We must have the courage to tell the truth to our own children: for hundreds of millions of poor children Santa Claus does not exist, they are not part of the "Christmas business model". They have no education, healthcare or good nutrition, mainly because neither the companies nor we the consumers share with their parents even 1 cent as compensation for what they, and some of the kids with their own child labor, produce for us. A similar lack of transparent Shared Value is true in most of what we eat, drink, wear and use that is produced in "developing" or less developed nations.
I hope you will agree with me that, if we share enough with others, if we compensate properly those who produce for us, we can change the world for them. When We Share 10CtsPerCup of coffee, chai and cocoa, or per bar of chocolate, we will be able to tell our children that no one needs to be a Super Hero, or the most influential leader in Davos, to fight social injustice and Improve the State of the World. Millions of us together, sharing a few cents per cup, could invest billions of dollars per year towards ending poverty and creating a rural middle class where currently poverty reigns and hunger is a fact of life.

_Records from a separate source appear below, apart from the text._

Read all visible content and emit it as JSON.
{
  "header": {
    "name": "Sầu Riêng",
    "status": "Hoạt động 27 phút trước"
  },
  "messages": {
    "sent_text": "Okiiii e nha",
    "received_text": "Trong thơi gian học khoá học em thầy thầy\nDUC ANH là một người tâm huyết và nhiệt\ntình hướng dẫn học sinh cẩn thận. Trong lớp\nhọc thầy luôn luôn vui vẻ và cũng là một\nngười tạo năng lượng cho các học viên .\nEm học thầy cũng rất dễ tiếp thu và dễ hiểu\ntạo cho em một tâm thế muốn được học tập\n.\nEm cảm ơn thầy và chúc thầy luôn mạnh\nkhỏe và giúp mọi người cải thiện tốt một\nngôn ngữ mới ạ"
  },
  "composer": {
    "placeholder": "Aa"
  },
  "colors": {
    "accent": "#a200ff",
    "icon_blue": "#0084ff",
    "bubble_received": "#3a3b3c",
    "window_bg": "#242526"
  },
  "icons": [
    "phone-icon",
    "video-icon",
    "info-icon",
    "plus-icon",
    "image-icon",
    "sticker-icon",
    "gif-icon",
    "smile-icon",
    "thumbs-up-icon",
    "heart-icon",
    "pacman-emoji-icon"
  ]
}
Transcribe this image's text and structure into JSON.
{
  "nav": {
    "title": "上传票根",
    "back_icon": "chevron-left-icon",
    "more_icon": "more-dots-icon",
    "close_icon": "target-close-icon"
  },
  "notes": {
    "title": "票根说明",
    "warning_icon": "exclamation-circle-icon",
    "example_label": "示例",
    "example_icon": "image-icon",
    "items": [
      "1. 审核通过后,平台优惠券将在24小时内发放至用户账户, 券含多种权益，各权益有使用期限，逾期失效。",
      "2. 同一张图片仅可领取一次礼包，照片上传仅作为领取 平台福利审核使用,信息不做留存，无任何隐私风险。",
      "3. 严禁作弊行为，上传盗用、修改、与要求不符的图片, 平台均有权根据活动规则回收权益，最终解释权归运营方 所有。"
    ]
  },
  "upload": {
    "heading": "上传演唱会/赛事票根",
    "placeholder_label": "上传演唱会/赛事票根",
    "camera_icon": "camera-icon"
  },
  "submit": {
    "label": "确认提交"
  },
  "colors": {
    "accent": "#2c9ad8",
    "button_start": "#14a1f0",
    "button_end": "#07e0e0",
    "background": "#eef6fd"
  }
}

I look forward to your comments or questions and to your 10CentsPerCup.